SUPPLIED MATERIAL:

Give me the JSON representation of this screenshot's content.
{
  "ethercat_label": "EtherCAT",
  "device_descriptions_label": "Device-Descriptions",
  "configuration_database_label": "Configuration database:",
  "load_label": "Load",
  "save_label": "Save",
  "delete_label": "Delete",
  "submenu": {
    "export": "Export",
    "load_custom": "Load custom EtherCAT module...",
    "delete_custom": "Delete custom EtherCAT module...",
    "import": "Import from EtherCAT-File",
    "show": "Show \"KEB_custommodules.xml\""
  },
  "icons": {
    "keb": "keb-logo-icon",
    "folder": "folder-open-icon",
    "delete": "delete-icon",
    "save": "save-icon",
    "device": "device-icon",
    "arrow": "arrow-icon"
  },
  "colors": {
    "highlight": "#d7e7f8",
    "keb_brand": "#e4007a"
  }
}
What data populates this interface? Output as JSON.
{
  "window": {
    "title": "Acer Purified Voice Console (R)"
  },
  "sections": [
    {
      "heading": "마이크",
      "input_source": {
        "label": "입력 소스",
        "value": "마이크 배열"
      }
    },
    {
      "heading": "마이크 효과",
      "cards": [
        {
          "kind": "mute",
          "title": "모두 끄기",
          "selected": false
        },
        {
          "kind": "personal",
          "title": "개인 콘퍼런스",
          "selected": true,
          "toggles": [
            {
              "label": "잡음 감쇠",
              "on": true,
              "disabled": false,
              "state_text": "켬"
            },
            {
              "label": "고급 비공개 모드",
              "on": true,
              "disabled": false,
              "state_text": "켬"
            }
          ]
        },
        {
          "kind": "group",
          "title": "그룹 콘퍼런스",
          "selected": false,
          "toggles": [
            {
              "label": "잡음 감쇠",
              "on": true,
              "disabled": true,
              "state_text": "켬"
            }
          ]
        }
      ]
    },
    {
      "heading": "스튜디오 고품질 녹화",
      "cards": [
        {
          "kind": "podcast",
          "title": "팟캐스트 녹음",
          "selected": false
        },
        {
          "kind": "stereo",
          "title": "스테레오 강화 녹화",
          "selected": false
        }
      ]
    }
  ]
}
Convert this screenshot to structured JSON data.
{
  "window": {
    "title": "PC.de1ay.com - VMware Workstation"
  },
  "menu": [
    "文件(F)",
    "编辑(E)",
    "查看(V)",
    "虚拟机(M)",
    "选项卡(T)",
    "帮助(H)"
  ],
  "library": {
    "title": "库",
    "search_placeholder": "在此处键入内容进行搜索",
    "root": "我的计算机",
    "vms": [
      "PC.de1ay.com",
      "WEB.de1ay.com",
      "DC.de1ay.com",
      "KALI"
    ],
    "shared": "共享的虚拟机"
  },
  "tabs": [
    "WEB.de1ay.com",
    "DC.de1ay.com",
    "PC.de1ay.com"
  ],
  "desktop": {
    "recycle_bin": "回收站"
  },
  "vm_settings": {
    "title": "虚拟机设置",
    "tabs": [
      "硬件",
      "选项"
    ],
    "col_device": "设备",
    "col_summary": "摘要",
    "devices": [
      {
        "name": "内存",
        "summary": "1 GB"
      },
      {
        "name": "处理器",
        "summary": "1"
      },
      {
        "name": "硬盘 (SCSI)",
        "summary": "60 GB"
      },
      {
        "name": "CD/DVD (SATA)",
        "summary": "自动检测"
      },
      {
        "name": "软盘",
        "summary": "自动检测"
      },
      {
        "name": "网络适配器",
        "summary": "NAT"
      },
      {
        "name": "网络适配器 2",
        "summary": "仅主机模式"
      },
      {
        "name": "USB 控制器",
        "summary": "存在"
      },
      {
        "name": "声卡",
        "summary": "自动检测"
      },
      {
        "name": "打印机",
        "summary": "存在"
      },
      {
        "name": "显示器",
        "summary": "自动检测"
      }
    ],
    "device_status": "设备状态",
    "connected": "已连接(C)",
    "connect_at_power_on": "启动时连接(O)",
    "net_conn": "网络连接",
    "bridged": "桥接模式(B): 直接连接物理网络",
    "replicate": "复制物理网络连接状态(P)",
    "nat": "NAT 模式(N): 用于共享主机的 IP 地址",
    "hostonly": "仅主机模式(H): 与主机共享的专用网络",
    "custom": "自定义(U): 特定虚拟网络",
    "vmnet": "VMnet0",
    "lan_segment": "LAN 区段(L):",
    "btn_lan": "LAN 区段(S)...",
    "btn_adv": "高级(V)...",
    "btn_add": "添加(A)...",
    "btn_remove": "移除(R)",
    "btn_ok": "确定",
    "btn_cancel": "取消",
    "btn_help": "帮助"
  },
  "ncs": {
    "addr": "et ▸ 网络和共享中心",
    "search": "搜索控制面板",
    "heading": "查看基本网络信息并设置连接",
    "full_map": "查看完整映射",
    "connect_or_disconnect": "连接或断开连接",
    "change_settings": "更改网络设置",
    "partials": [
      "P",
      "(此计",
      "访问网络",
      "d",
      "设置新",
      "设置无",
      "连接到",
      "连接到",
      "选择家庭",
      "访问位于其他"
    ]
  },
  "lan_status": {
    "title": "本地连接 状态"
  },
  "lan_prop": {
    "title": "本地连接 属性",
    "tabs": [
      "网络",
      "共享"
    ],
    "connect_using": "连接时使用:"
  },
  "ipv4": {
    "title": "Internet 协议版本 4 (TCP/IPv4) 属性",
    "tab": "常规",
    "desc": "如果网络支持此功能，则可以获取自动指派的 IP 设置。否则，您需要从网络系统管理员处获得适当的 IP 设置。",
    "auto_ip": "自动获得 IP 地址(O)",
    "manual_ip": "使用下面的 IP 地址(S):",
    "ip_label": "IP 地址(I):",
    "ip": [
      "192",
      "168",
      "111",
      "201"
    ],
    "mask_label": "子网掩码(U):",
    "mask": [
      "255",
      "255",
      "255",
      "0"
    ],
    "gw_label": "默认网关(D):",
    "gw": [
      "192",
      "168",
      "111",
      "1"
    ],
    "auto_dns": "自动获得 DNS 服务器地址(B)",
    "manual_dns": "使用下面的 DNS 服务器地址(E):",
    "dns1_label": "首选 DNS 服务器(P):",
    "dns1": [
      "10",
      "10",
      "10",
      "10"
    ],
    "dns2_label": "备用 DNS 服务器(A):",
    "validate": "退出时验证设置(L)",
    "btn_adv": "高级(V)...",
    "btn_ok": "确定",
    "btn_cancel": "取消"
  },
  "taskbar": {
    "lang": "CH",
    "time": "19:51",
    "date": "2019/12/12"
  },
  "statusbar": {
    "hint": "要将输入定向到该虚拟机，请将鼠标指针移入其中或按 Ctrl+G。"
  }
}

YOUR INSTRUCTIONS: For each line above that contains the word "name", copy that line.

TASK RESPONSE:
        "name": "内存",
        "name": "处理器",
        "name": "硬盘 (SCSI)",
        "name": "CD/DVD (SATA)",
        "name": "软盘",
        "name": "网络适配器",
        "name": "网络适配器 2",
        "name": "USB 控制器",
        "name": "声卡",
        "name": "打印机",
        "name": "显示器",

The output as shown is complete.